**RECORD SET**
┄┄┄┄┄┄┄┄┄┄┄┄┄┄┄┄┄┄┄┄

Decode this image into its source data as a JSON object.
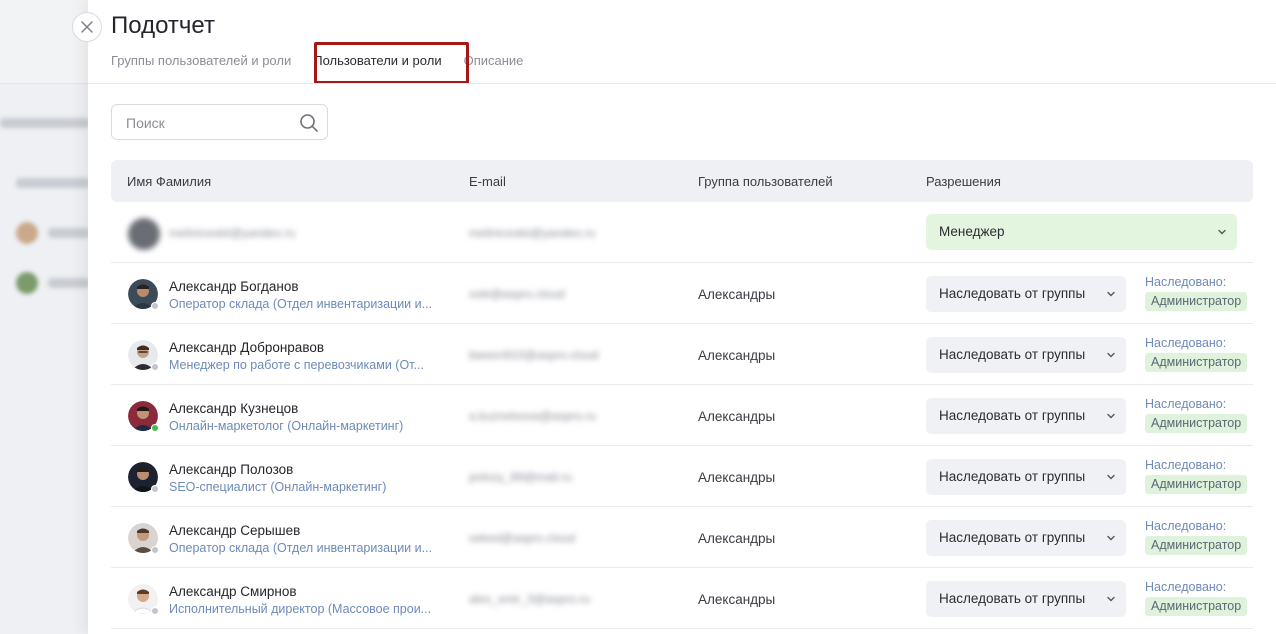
{
  "panel": {
    "title": "Подотчет"
  },
  "tabs": [
    {
      "label": "Группы пользователей и роли",
      "active": false
    },
    {
      "label": "Пользователи и роли",
      "active": true
    },
    {
      "label": "Описание",
      "active": false
    }
  ],
  "search": {
    "placeholder": "Поиск",
    "value": ""
  },
  "table": {
    "headers": {
      "name": "Имя Фамилия",
      "email": "E-mail",
      "group": "Группа пользователей",
      "permissions": "Разрешения"
    },
    "current_user": {
      "name": "meliniceskii@yandex.ru",
      "email": "meliniceskii@yandex.ru",
      "permission": "Менеджер"
    },
    "rows": [
      {
        "name": "Александр Богданов",
        "role": "Оператор склада (Отдел инвентаризации и...",
        "email": "sokl@aspro.cloud",
        "group": "Александры",
        "permission": "Наследовать от группы",
        "inherit_caption": "Наследовано:",
        "inherit_role": "Администратор",
        "status": "offline"
      },
      {
        "name": "Александр Добронравов",
        "role": "Менеджер по работе с перевозчиками (От...",
        "email": "bween910@aspro.cloud",
        "group": "Александры",
        "permission": "Наследовать от группы",
        "inherit_caption": "Наследовано:",
        "inherit_role": "Администратор",
        "status": "offline"
      },
      {
        "name": "Александр Кузнецов",
        "role": "Онлайн-маркетолог (Онлайн-маркетинг)",
        "email": "a.kuznetsova@aspro.ru",
        "group": "Александры",
        "permission": "Наследовать от группы",
        "inherit_caption": "Наследовано:",
        "inherit_role": "Администратор",
        "status": "online"
      },
      {
        "name": "Александр Полозов",
        "role": "SEO-специалист (Онлайн-маркетинг)",
        "email": "polozy_89@mail.ru",
        "group": "Александры",
        "permission": "Наследовать от группы",
        "inherit_caption": "Наследовано:",
        "inherit_role": "Администратор",
        "status": "offline"
      },
      {
        "name": "Александр Серышев",
        "role": "Оператор склада (Отдел инвентаризации и...",
        "email": "seked@aspro.cloud",
        "group": "Александры",
        "permission": "Наследовать от группы",
        "inherit_caption": "Наследовано:",
        "inherit_role": "Администратор",
        "status": "offline"
      },
      {
        "name": "Александр Смирнов",
        "role": "Исполнительный директор (Массовое прои...",
        "email": "alex_smir_3@aspro.ru",
        "group": "Александры",
        "permission": "Наследовать от группы",
        "inherit_caption": "Наследовано:",
        "inherit_role": "Администратор",
        "status": "offline"
      }
    ]
  },
  "icons": {
    "close": "close-icon",
    "search": "search-icon",
    "chevron": "chevron-down-icon"
  },
  "colors": {
    "highlight_border": "#a31818",
    "online": "#3cc04b",
    "offline": "#c2c5cc",
    "inherit_badge_bg": "#dff3dc",
    "manager_select_bg": "#e3f5df",
    "role_text": "#6d8ab8"
  }
}
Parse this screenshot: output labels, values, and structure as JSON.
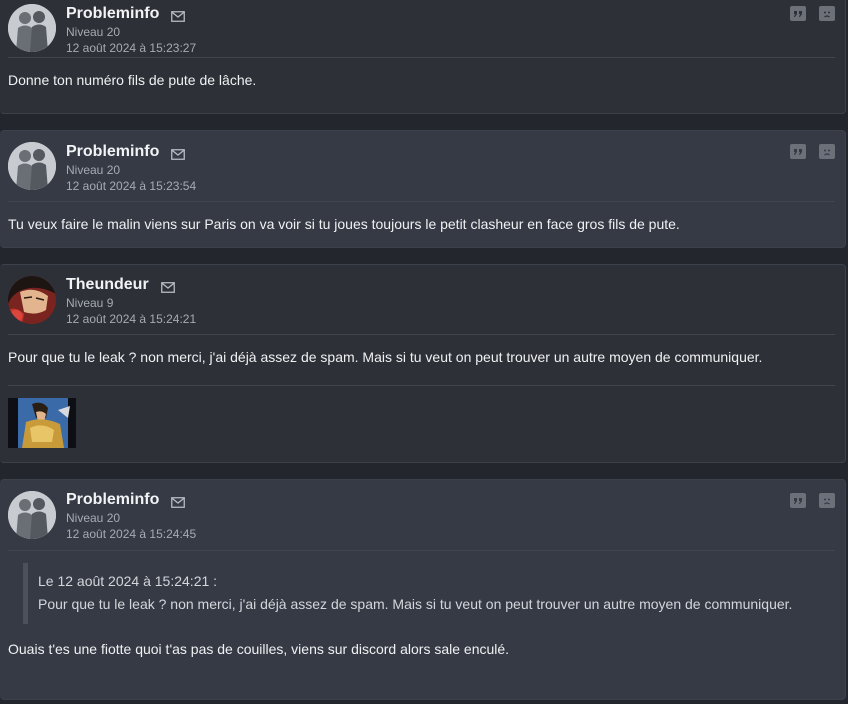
{
  "posts": [
    {
      "author": "Probleminfo",
      "level": "Niveau 20",
      "date": "12 août 2024 à 15:23:27",
      "message": "Donne ton numéro fils de pute de lâche.",
      "avatar": "silhouette-avatar"
    },
    {
      "author": "Probleminfo",
      "level": "Niveau 20",
      "date": "12 août 2024 à 15:23:54",
      "message": "Tu veux faire le malin viens sur Paris on va voir si tu joues toujours le petit clasheur en face gros fils de pute.",
      "avatar": "silhouette-avatar"
    },
    {
      "author": "Theundeur",
      "level": "Niveau 9",
      "date": "12 août 2024 à 15:24:21",
      "message": "Pour que tu le leak ? non merci, j'ai déjà assez de spam. Mais si tu veut on peut trouver un autre moyen de communiquer.",
      "avatar": "anime-character-avatar",
      "signature": "anime-warrior-signature-image"
    },
    {
      "author": "Probleminfo",
      "level": "Niveau 20",
      "date": "12 août 2024 à 15:24:45",
      "quote_header": "Le 12 août 2024 à 15:24:21 :",
      "quote_text": "Pour que tu le leak ? non merci, j'ai déjà assez de spam. Mais si tu veut on peut trouver un autre moyen de communiquer.",
      "message": "Ouais t'es une fiotte quoi t'as pas de couilles, viens sur discord alors sale enculé.",
      "avatar": "silhouette-avatar"
    }
  ],
  "icons": {
    "message": "mail-icon",
    "quote": "quote-icon",
    "report": "sad-face-icon"
  },
  "colors": {
    "background": "#23262c",
    "post_dark": "#2d3037",
    "post_light": "#353a44",
    "muted_text": "#a6abb3"
  }
}
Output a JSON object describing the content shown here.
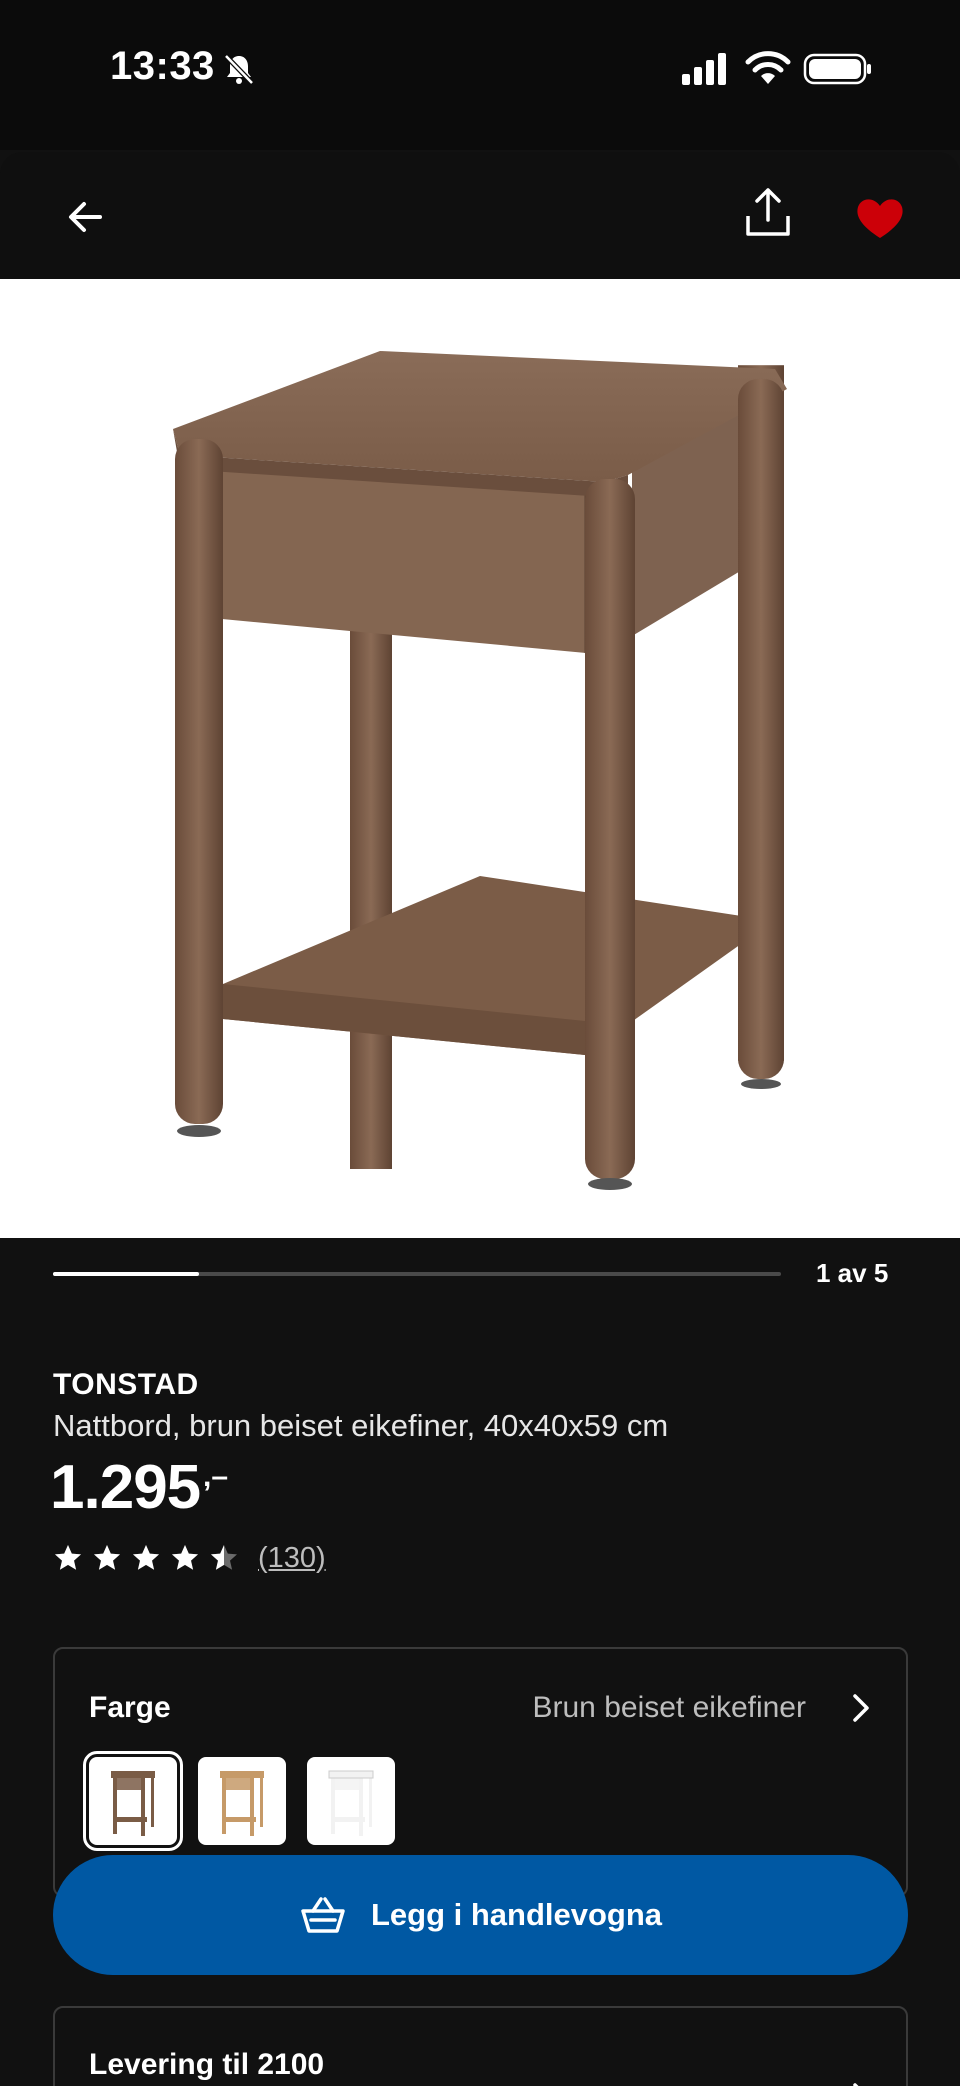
{
  "status_bar": {
    "time": "13:33"
  },
  "nav": {
    "back_icon": "arrow-left-icon",
    "share_icon": "share-icon",
    "favourite_icon": "heart-icon",
    "favourite_color": "#cc0008"
  },
  "carousel": {
    "counter": "1 av 5",
    "progress": 0.2
  },
  "product": {
    "brand": "TONSTAD",
    "description": "Nattbord, brun beiset eikefiner, 40x40x59 cm",
    "price": "1.295",
    "price_suffix": ",–",
    "rating": 4.5,
    "review_count": "(130)"
  },
  "colour": {
    "label": "Farge",
    "value": "Brun beiset eikefiner",
    "options": [
      {
        "name": "brown-stained-oak",
        "color": "#7a5c46",
        "selected": true
      },
      {
        "name": "oak",
        "color": "#c69a68",
        "selected": false
      },
      {
        "name": "white",
        "color": "#f2f2f2",
        "selected": false
      }
    ]
  },
  "cart": {
    "label": "Legg i handlevogna",
    "button_color": "#0058a3"
  },
  "delivery": {
    "label": "Levering til 2100"
  }
}
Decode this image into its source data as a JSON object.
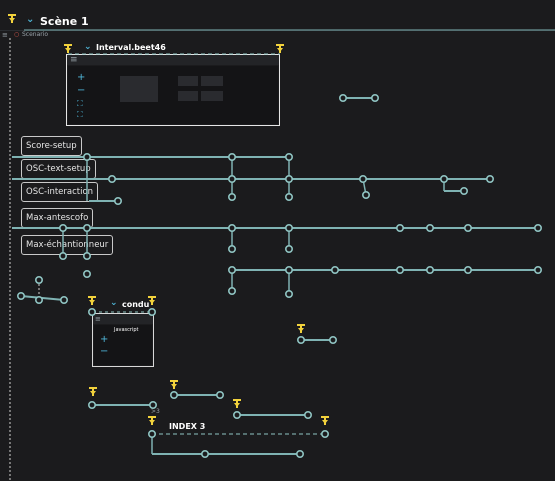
{
  "scene": {
    "title": "Scène 1",
    "scenario_label": "Scenario"
  },
  "interval": {
    "label": "Interval.beet46"
  },
  "labels": [
    {
      "key": "score",
      "text": "Score-setup"
    },
    {
      "key": "osc_text",
      "text": "OSC-text-setup"
    },
    {
      "key": "osc_inter",
      "text": "OSC-interaction"
    },
    {
      "key": "max_antes",
      "text": "Max-antescofo"
    },
    {
      "key": "max_ech",
      "text": "Max-échantionneur"
    }
  ],
  "conduit": {
    "label": "condu",
    "inner_label": "Javascript"
  },
  "index": {
    "label": "INDEX 3",
    "counter": "3"
  },
  "colors": {
    "line": "#7fb3b3",
    "node": "#8fc4c2",
    "trigger": "#f2d23c",
    "accent": "#4fb6d8"
  }
}
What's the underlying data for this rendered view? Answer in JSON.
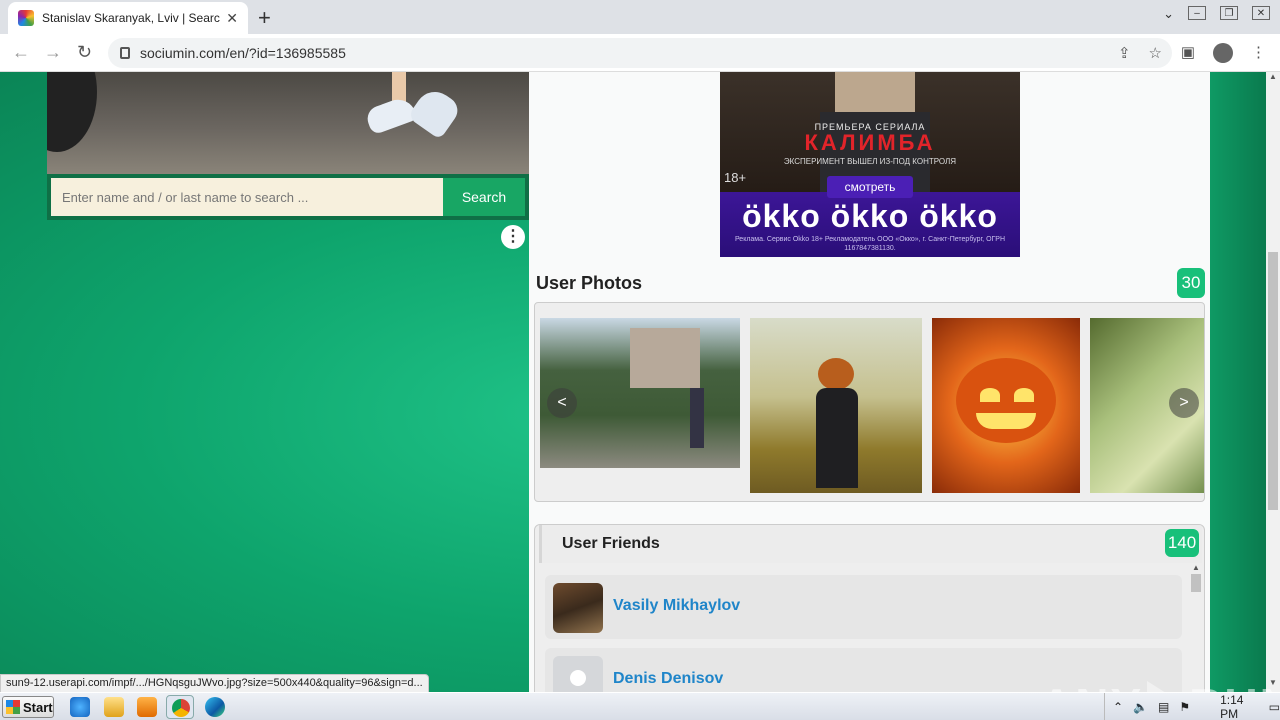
{
  "browser": {
    "tab_title": "Stanislav Skaranyak, Lviv | Search In",
    "url": "sociumin.com/en/?id=136985585"
  },
  "search": {
    "placeholder": "Enter name and / or last name to search ...",
    "button_label": "Search"
  },
  "ad": {
    "premiere": "ПРЕМЬЕРА СЕРИАЛА",
    "brand": "КАЛИМБА",
    "tagline": "ЭКСПЕРИМЕНТ ВЫШЕЛ ИЗ-ПОД КОНТРОЛЯ",
    "age": "18+",
    "watch_label": "смотреть",
    "logos": "ökko ökko ökko",
    "legal": "Реклама. Сервис Okko 18+ Рекламодатель ООО «Оккo», г. Санкт-Петербург, ОГРН 1167847381130."
  },
  "photos": {
    "title": "User Photos",
    "count": "30",
    "prev_label": "<",
    "next_label": ">"
  },
  "friends": {
    "title": "User Friends",
    "count": "140",
    "items": [
      {
        "name": "Vasily Mikhaylov"
      },
      {
        "name": "Denis Denisov"
      }
    ]
  },
  "status_bar": {
    "text": "sun9-12.userapi.com/impf/.../HGNqsguJWvo.jpg?size=500x440&quality=96&sign=d..."
  },
  "watermark": {
    "left": "ANY",
    "right": "RUN"
  },
  "taskbar": {
    "start_label": "Start",
    "time": "1:14 PM"
  },
  "colors": {
    "accent_green": "#18c07a",
    "link_blue": "#1f85c9",
    "background_green": "#0ea46c"
  }
}
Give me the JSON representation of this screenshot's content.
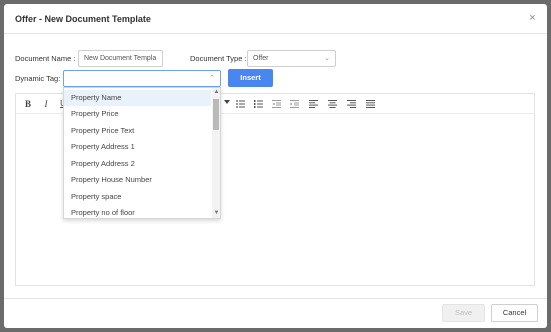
{
  "modal": {
    "title": "Offer - New Document Template",
    "close_glyph": "×"
  },
  "form": {
    "document_name_label": "Document Name :",
    "document_name_value": "New Document Templa",
    "document_type_label": "Document Type :",
    "document_type_value": "Offer",
    "dynamic_tag_label": "Dynamic Tag:",
    "dynamic_tag_value": "",
    "insert_label": "Insert"
  },
  "toolbar": {
    "bold": "B",
    "italic": "I",
    "underline": "U"
  },
  "dropdown": {
    "items": [
      "Property Name",
      "Property Price",
      "Property Price Text",
      "Property Address 1",
      "Property Address 2",
      "Property House Number",
      "Property space",
      "Property no of floor"
    ],
    "highlighted": "Property Name"
  },
  "footer": {
    "save_label": "Save",
    "cancel_label": "Cancel"
  },
  "colors": {
    "accent": "#4a86f0",
    "highlight": "#e9f1fb",
    "overlay": "#6b6b6b"
  }
}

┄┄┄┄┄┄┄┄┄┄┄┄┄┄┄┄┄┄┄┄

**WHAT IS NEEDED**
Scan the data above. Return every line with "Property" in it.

**RESULT**
      "Property Name",
      "Property Price",
      "Property Price Text",
      "Property Address 1",
      "Property Address 2",
      "Property House Number",
      "Property space",
      "Property no of floor"
    "highlighted": "Property Name"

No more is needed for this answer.